I believe you noticed more in the U.K. because they value the contribution of a variety of methods, materials and mediums; we do not. Painting is "king" here in the states and we are egocentric in the art world as well as in life, religion, politics, food and more. While I study painters, sculptors, videographers, mixed media artists, photographers, printmakers, installation artists, performance artists, outsider artists, and more, as well as fiber artists, many painters I know...know painters.
"Fiber" art is gaining more and more importance, and so it should. It contributes in historical, social, and artistic ways that are crucially important to art. It is no longer your grandmother's quilt. As you can see, I am passionate about the topic...and thank goodness that other countries value it highly. The ball is in the U.S. court to keep growing awareness of this valuable art discipline, and it seems an active mandate among most of the fiber artists I know to gain awareness and recognition. There is room for just about everything...a melting pot of art!"

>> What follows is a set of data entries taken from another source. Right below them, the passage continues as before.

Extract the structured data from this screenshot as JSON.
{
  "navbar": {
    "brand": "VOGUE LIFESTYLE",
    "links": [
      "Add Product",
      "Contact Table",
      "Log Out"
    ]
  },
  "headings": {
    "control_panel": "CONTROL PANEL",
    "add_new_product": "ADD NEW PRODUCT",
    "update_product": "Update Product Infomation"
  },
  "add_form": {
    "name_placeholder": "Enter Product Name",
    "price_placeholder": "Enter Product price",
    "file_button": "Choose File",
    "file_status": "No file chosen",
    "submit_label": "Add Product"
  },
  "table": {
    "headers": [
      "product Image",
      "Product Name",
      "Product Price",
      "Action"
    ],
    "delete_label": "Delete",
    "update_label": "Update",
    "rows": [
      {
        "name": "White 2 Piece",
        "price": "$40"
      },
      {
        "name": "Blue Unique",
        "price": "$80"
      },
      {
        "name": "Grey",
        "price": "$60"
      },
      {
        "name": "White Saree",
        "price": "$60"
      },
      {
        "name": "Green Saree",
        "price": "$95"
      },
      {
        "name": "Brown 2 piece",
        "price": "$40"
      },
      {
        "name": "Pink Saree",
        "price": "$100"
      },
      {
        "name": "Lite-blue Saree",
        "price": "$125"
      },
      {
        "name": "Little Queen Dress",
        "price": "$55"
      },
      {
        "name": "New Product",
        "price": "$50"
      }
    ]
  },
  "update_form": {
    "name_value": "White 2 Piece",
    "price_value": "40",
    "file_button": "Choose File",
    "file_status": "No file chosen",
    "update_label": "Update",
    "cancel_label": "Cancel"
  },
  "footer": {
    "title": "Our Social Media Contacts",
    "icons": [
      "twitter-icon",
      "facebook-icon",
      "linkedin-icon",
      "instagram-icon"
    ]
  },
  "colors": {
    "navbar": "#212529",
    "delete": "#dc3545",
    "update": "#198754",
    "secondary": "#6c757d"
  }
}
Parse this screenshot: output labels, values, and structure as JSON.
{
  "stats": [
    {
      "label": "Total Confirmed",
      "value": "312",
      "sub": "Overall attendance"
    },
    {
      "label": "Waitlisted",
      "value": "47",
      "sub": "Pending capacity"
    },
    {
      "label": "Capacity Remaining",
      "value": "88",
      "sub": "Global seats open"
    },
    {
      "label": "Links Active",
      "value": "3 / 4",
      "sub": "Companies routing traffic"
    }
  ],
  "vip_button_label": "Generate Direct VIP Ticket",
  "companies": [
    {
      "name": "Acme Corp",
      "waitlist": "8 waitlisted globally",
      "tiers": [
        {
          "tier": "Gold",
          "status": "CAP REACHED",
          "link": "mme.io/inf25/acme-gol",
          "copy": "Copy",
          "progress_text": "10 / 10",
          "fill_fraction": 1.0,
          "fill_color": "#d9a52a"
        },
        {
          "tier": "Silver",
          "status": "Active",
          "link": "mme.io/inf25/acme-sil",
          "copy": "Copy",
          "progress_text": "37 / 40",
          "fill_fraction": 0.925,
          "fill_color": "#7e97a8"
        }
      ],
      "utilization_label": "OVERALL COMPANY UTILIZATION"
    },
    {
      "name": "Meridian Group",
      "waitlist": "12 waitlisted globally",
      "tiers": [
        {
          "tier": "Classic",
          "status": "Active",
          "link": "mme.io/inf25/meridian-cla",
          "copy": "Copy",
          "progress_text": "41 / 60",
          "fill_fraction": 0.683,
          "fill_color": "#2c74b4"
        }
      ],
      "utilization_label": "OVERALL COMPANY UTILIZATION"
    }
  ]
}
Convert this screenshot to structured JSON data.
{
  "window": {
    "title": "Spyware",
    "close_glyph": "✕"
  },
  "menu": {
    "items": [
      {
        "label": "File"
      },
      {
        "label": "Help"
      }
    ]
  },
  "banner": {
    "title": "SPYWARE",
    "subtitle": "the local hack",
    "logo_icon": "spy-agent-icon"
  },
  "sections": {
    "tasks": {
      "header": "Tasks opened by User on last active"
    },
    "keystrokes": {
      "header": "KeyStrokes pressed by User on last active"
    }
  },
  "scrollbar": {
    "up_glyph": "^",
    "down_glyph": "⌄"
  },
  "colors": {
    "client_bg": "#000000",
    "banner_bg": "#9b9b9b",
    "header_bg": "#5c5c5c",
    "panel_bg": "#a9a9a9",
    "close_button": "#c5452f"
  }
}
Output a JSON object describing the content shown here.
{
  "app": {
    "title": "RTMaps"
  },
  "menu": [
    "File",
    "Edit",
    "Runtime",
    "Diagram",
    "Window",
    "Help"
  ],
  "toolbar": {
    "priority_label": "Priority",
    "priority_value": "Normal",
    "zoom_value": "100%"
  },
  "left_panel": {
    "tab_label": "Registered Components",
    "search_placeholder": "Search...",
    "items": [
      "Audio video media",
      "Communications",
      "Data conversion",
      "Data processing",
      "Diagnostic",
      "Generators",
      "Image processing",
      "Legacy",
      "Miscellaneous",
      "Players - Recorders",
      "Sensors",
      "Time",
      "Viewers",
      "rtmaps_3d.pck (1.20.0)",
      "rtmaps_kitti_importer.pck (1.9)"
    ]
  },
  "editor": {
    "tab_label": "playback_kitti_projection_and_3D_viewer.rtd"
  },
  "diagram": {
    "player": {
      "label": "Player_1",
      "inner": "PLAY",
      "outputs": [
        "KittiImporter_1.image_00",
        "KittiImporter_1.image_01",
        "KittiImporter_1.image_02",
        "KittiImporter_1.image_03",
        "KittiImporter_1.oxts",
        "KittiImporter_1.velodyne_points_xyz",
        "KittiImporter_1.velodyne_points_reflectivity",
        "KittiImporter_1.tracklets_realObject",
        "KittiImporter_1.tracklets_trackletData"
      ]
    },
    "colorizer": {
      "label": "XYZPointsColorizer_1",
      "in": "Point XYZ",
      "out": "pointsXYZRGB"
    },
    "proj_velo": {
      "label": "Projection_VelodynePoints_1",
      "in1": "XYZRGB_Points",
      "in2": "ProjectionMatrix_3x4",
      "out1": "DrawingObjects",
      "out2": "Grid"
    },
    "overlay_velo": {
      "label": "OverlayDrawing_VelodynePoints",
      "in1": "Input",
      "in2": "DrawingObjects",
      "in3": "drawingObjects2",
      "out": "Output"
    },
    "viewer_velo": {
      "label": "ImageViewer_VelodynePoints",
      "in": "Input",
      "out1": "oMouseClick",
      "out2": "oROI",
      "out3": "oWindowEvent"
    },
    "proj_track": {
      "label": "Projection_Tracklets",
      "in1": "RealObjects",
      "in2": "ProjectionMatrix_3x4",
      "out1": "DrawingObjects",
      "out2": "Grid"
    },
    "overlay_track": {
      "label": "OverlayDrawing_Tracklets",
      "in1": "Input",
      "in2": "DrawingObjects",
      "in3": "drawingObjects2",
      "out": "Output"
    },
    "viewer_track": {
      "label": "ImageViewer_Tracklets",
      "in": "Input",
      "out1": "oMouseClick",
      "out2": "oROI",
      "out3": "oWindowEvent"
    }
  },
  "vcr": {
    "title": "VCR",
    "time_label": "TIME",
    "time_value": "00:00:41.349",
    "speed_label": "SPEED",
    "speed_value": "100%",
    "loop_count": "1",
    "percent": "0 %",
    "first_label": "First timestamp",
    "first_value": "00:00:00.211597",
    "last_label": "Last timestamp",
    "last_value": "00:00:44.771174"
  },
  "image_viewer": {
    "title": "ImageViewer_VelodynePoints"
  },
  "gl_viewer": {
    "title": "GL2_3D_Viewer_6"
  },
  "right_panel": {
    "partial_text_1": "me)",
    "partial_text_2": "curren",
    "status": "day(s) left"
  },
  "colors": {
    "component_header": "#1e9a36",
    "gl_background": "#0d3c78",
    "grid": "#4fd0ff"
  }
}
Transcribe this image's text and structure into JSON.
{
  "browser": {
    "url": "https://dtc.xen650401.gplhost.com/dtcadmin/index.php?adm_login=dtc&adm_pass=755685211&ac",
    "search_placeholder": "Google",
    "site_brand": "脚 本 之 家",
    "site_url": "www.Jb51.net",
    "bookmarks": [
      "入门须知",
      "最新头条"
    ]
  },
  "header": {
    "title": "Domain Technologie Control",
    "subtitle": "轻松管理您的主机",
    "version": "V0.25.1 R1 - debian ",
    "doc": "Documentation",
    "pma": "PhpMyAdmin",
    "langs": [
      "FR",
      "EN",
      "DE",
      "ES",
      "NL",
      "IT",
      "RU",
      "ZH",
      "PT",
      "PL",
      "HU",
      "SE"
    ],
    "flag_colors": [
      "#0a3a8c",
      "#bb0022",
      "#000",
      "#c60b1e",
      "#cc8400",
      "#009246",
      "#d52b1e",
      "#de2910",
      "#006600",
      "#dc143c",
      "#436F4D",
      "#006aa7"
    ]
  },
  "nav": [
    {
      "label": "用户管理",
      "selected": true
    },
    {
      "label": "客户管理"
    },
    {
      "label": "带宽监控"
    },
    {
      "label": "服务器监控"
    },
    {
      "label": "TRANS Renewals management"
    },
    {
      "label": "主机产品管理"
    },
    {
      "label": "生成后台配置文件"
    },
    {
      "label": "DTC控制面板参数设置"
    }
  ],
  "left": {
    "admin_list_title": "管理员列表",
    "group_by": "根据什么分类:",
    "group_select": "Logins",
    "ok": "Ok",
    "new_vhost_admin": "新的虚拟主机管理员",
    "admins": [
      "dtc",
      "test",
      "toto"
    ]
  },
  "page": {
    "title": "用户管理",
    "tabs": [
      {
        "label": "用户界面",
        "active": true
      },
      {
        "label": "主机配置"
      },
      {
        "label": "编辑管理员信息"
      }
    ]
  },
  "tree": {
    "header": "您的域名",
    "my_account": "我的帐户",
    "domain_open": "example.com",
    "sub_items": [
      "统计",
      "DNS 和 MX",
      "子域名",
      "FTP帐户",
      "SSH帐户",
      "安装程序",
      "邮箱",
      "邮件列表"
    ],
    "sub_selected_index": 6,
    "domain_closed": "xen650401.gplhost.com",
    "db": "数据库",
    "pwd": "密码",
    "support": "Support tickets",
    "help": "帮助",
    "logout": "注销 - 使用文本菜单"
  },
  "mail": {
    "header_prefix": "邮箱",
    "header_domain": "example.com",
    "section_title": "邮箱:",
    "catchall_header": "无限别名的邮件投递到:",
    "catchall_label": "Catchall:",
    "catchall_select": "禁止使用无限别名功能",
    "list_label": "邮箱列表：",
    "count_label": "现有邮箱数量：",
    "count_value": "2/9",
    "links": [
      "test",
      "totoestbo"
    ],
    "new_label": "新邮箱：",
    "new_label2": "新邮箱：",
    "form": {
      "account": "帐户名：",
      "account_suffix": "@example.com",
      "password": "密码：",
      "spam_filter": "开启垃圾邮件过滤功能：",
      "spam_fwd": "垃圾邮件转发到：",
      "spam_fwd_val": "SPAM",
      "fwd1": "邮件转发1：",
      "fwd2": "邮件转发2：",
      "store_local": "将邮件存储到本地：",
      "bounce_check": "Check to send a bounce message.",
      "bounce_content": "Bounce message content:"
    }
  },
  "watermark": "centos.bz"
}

Leisa Rich is herself an award winning textile artist and educator too. Beginning Winter, 2011, she begins a professorship at Savannah College of Art and Design, Atlanta- Fashion; Leisa also teaches at Callanwolde Fine Arts Center, The Galloway School and gives private classes in her studio; hosts workshops and art events. She serves on the Board of Directors for the Southeast Fiber Art Alliance. Recent State Rep for the Surface Design Association. Read more about Leisa Rich, her art and many accomplishments at http://www.monaleisa.comTopics: art | painting | surface design